What is being asked: Your task is to copy every line of the entries that contains "Ścieżka".

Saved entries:
-- Opening Marker --

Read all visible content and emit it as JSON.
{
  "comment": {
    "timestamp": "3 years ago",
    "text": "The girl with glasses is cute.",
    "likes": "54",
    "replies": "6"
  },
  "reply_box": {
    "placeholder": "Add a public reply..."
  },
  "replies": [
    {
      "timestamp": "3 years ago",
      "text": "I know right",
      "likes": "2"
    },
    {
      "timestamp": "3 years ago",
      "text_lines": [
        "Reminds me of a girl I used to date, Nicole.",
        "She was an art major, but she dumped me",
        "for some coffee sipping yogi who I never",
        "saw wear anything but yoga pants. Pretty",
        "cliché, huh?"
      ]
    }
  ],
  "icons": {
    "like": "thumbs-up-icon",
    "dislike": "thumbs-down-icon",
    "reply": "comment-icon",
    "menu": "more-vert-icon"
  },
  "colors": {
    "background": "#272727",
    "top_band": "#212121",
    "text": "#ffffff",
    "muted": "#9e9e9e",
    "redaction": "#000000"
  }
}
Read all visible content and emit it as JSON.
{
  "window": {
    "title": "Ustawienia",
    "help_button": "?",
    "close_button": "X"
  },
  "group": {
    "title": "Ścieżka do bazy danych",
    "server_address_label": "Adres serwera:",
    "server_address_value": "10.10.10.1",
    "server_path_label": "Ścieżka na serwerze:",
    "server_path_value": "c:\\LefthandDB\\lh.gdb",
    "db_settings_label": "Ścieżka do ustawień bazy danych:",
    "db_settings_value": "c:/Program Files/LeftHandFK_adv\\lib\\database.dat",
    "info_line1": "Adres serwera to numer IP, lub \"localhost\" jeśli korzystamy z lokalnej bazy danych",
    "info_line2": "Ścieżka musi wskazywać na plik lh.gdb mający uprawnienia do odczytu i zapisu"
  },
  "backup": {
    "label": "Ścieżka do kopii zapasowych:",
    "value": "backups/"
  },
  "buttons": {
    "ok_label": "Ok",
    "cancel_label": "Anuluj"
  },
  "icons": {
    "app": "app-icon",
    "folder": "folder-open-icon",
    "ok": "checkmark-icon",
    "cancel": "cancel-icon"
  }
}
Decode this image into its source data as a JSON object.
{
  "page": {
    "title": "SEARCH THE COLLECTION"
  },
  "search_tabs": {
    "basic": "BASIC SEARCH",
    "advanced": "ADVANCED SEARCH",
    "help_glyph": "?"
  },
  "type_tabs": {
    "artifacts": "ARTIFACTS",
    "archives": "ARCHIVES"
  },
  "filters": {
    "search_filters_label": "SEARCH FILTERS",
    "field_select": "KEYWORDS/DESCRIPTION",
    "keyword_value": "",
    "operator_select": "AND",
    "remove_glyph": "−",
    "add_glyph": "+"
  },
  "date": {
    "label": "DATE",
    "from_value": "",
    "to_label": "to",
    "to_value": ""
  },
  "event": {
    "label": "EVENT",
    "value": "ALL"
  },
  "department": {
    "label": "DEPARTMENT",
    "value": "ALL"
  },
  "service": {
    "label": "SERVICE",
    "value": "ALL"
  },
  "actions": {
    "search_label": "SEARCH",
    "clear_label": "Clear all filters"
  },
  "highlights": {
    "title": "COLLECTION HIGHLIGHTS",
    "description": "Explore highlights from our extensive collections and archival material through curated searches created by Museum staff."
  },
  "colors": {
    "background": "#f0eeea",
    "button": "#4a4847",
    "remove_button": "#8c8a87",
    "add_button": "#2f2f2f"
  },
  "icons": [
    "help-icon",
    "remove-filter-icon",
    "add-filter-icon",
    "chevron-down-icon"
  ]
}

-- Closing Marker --
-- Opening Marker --

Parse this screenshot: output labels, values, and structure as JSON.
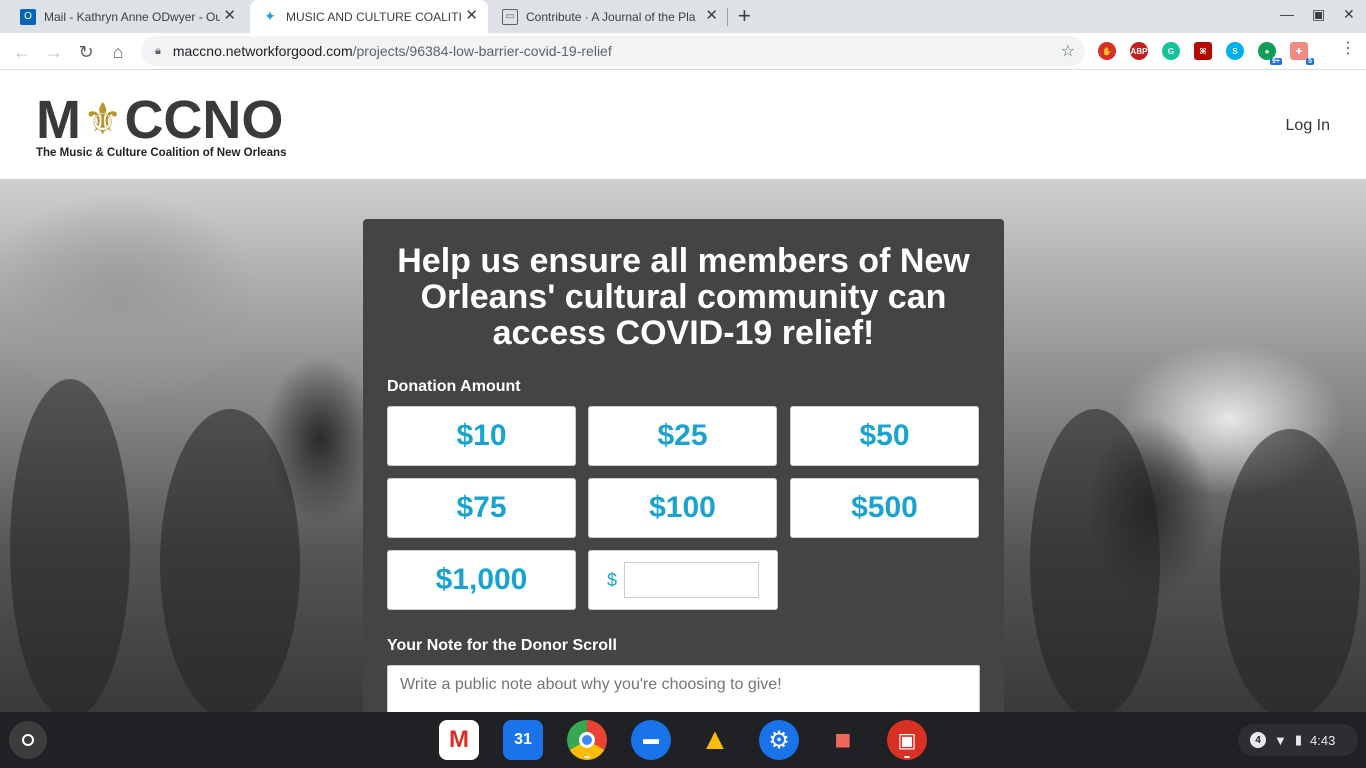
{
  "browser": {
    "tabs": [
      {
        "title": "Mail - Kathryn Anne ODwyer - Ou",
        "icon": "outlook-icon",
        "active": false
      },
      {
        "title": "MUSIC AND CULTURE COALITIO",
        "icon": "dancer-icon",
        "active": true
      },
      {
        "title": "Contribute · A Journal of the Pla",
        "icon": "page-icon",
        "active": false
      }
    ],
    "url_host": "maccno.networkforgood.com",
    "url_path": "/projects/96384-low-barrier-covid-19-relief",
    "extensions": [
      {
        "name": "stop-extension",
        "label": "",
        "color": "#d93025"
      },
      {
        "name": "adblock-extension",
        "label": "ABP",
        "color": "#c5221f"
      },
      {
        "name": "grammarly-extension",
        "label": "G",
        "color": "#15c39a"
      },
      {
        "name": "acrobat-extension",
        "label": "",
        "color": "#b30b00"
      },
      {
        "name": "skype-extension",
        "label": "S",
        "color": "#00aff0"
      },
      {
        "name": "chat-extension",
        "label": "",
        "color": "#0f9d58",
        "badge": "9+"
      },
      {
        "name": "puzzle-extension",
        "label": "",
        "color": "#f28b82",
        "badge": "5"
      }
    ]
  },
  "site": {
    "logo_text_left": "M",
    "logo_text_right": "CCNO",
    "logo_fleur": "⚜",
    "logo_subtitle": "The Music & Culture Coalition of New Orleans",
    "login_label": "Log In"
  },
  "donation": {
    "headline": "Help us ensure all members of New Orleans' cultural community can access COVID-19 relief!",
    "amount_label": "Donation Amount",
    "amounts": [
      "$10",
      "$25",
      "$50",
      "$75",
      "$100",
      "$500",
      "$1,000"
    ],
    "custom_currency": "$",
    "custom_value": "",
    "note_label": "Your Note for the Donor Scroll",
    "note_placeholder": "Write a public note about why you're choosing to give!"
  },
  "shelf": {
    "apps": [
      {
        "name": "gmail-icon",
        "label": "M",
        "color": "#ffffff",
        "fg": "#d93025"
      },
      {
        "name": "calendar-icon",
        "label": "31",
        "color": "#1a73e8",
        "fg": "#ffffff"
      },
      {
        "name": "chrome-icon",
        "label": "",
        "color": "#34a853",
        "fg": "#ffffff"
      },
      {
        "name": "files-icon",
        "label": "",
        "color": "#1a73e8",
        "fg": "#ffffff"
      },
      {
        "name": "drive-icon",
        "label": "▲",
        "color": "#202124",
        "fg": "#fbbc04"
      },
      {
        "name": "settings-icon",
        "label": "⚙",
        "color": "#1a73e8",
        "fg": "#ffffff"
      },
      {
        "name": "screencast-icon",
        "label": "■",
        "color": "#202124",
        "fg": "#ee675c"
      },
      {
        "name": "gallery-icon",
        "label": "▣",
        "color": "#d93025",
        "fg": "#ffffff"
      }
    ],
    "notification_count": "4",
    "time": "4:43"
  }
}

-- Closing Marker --

Problem solution:
    "title": "Ścieżka do bazy danych",
    "server_path_label": "Ścieżka na serwerze:",
    "db_settings_label": "Ścieżka do ustawień bazy danych:",
    "info_line2": "Ścieżka musi wskazywać na plik lh.gdb mający uprawnienia do odczytu i zapisu"
    "label": "Ścieżka do kopii zapasowych:",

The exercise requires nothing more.